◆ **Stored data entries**

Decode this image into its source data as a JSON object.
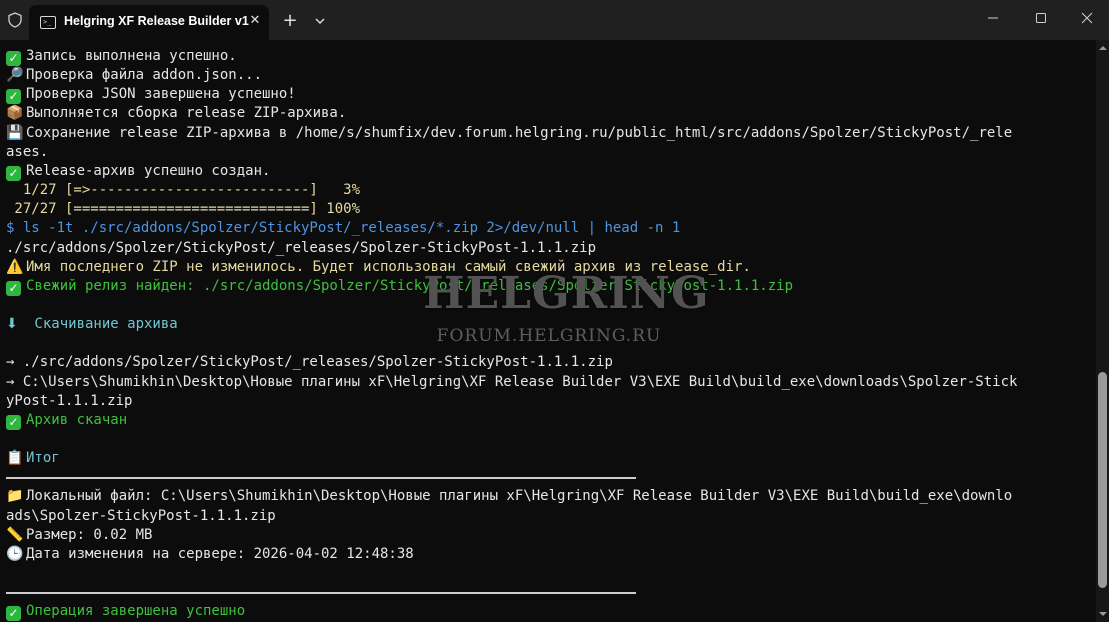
{
  "window": {
    "tab_title": "Helgring XF Release Builder v1",
    "tab_icon_text": ">_",
    "colors": {
      "titlebar": "#202020",
      "terminal_bg": "#0c0c0c",
      "green": "#3ec13f",
      "blue": "#4f95e0",
      "cyan": "#72c6d4",
      "yellow": "#e5d9a0"
    }
  },
  "terminal": {
    "lines": [
      {
        "icon": "check",
        "text": "Запись выполнена успешно.",
        "color": "white"
      },
      {
        "icon": "🔎",
        "text": "Проверка файла addon.json...",
        "color": "white"
      },
      {
        "icon": "check",
        "text": "Проверка JSON завершена успешно!",
        "color": "white"
      },
      {
        "icon": "📦",
        "text": "Выполняется сборка release ZIP-архива.",
        "color": "white"
      },
      {
        "icon": "💾",
        "text": "Сохранение release ZIP-архива в /home/s/shumfix/dev.forum.helgring.ru/public_html/src/addons/Spolzer/StickyPost/_rele",
        "color": "white"
      },
      {
        "icon": "",
        "text": "ases.",
        "color": "white"
      },
      {
        "icon": "check",
        "text": "Release-архив успешно создан.",
        "color": "white"
      },
      {
        "icon": "",
        "text": "  1/27 [=>--------------------------]   3%",
        "color": "yellow"
      },
      {
        "icon": "",
        "text": " 27/27 [============================] 100%",
        "color": "yellow"
      },
      {
        "icon": "",
        "text": "$ ls -1t ./src/addons/Spolzer/StickyPost/_releases/*.zip 2>/dev/null | head -n 1",
        "color": "blue"
      },
      {
        "icon": "",
        "text": "./src/addons/Spolzer/StickyPost/_releases/Spolzer-StickyPost-1.1.1.zip",
        "color": "white"
      },
      {
        "icon": "⚠️",
        "text": "Имя последнего ZIP не изменилось. Будет использован самый свежий архив из release_dir.",
        "color": "yellow"
      },
      {
        "icon": "check",
        "text": "Свежий релиз найден: ./src/addons/Spolzer/StickyPost/_releases/Spolzer-StickyPost-1.1.1.zip",
        "color": "green"
      },
      {
        "icon": "",
        "text": "",
        "color": "white"
      },
      {
        "icon": "⬇",
        "text": " Скачивание архива",
        "color": "cyan"
      },
      {
        "icon": "",
        "text": "",
        "color": "white"
      },
      {
        "icon": "",
        "text": "→ ./src/addons/Spolzer/StickyPost/_releases/Spolzer-StickyPost-1.1.1.zip",
        "color": "white"
      },
      {
        "icon": "",
        "text": "→ C:\\Users\\Shumikhin\\Desktop\\Новые плагины xF\\Helgring\\XF Release Builder V3\\EXE Build\\build_exe\\downloads\\Spolzer-Stick",
        "color": "white"
      },
      {
        "icon": "",
        "text": "yPost-1.1.1.zip",
        "color": "white"
      },
      {
        "icon": "check",
        "text": "Архив скачан",
        "color": "green"
      },
      {
        "icon": "",
        "text": "",
        "color": "white"
      },
      {
        "icon": "📋",
        "text": "Итог",
        "color": "cyan"
      },
      {
        "icon": "rule",
        "text": "",
        "color": "white"
      },
      {
        "icon": "📁",
        "text": "Локальный файл: C:\\Users\\Shumikhin\\Desktop\\Новые плагины xF\\Helgring\\XF Release Builder V3\\EXE Build\\build_exe\\downlo",
        "color": "white"
      },
      {
        "icon": "",
        "text": "ads\\Spolzer-StickyPost-1.1.1.zip",
        "color": "white"
      },
      {
        "icon": "📏",
        "text": "Размер: 0.02 MB",
        "color": "white"
      },
      {
        "icon": "🕒",
        "text": "Дата изменения на сервере: 2026-04-02 12:48:38",
        "color": "white"
      },
      {
        "icon": "",
        "text": "",
        "color": "white"
      },
      {
        "icon": "rule",
        "text": "",
        "color": "white"
      },
      {
        "icon": "check",
        "text": "Операция завершена успешно",
        "color": "green"
      }
    ]
  },
  "watermark": {
    "title": "HELGRING",
    "subtitle": "FORUM.HELGRING.RU"
  }
}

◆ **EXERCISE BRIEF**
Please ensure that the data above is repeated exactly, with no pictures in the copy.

◆ **EXERCISE SOLUTION**
Decode this image into its source data as a JSON object.
{
  "window": {
    "tab_title": "Helgring XF Release Builder v1",
    "tab_icon_text": ">_",
    "colors": {
      "titlebar": "#202020",
      "terminal_bg": "#0c0c0c",
      "green": "#3ec13f",
      "blue": "#4f95e0",
      "cyan": "#72c6d4",
      "yellow": "#e5d9a0"
    }
  },
  "terminal": {
    "lines": [
      {
        "icon": "check",
        "text": "Запись выполнена успешно.",
        "color": "white"
      },
      {
        "icon": "🔎",
        "text": "Проверка файла addon.json...",
        "color": "white"
      },
      {
        "icon": "check",
        "text": "Проверка JSON завершена успешно!",
        "color": "white"
      },
      {
        "icon": "📦",
        "text": "Выполняется сборка release ZIP-архива.",
        "color": "white"
      },
      {
        "icon": "💾",
        "text": "Сохранение release ZIP-архива в /home/s/shumfix/dev.forum.helgring.ru/public_html/src/addons/Spolzer/StickyPost/_rele",
        "color": "white"
      },
      {
        "icon": "",
        "text": "ases.",
        "color": "white"
      },
      {
        "icon": "check",
        "text": "Release-архив успешно создан.",
        "color": "white"
      },
      {
        "icon": "",
        "text": "  1/27 [=>--------------------------]   3%",
        "color": "yellow"
      },
      {
        "icon": "",
        "text": " 27/27 [============================] 100%",
        "color": "yellow"
      },
      {
        "icon": "",
        "text": "$ ls -1t ./src/addons/Spolzer/StickyPost/_releases/*.zip 2>/dev/null | head -n 1",
        "color": "blue"
      },
      {
        "icon": "",
        "text": "./src/addons/Spolzer/StickyPost/_releases/Spolzer-StickyPost-1.1.1.zip",
        "color": "white"
      },
      {
        "icon": "⚠️",
        "text": "Имя последнего ZIP не изменилось. Будет использован самый свежий архив из release_dir.",
        "color": "yellow"
      },
      {
        "icon": "check",
        "text": "Свежий релиз найден: ./src/addons/Spolzer/StickyPost/_releases/Spolzer-StickyPost-1.1.1.zip",
        "color": "green"
      },
      {
        "icon": "",
        "text": "",
        "color": "white"
      },
      {
        "icon": "⬇",
        "text": " Скачивание архива",
        "color": "cyan"
      },
      {
        "icon": "",
        "text": "",
        "color": "white"
      },
      {
        "icon": "",
        "text": "→ ./src/addons/Spolzer/StickyPost/_releases/Spolzer-StickyPost-1.1.1.zip",
        "color": "white"
      },
      {
        "icon": "",
        "text": "→ C:\\Users\\Shumikhin\\Desktop\\Новые плагины xF\\Helgring\\XF Release Builder V3\\EXE Build\\build_exe\\downloads\\Spolzer-Stick",
        "color": "white"
      },
      {
        "icon": "",
        "text": "yPost-1.1.1.zip",
        "color": "white"
      },
      {
        "icon": "check",
        "text": "Архив скачан",
        "color": "green"
      },
      {
        "icon": "",
        "text": "",
        "color": "white"
      },
      {
        "icon": "📋",
        "text": "Итог",
        "color": "cyan"
      },
      {
        "icon": "rule",
        "text": "",
        "color": "white"
      },
      {
        "icon": "📁",
        "text": "Локальный файл: C:\\Users\\Shumikhin\\Desktop\\Новые плагины xF\\Helgring\\XF Release Builder V3\\EXE Build\\build_exe\\downlo",
        "color": "white"
      },
      {
        "icon": "",
        "text": "ads\\Spolzer-StickyPost-1.1.1.zip",
        "color": "white"
      },
      {
        "icon": "📏",
        "text": "Размер: 0.02 MB",
        "color": "white"
      },
      {
        "icon": "🕒",
        "text": "Дата изменения на сервере: 2026-04-02 12:48:38",
        "color": "white"
      },
      {
        "icon": "",
        "text": "",
        "color": "white"
      },
      {
        "icon": "rule",
        "text": "",
        "color": "white"
      },
      {
        "icon": "check",
        "text": "Операция завершена успешно",
        "color": "green"
      }
    ]
  },
  "watermark": {
    "title": "HELGRING",
    "subtitle": "FORUM.HELGRING.RU"
  }
}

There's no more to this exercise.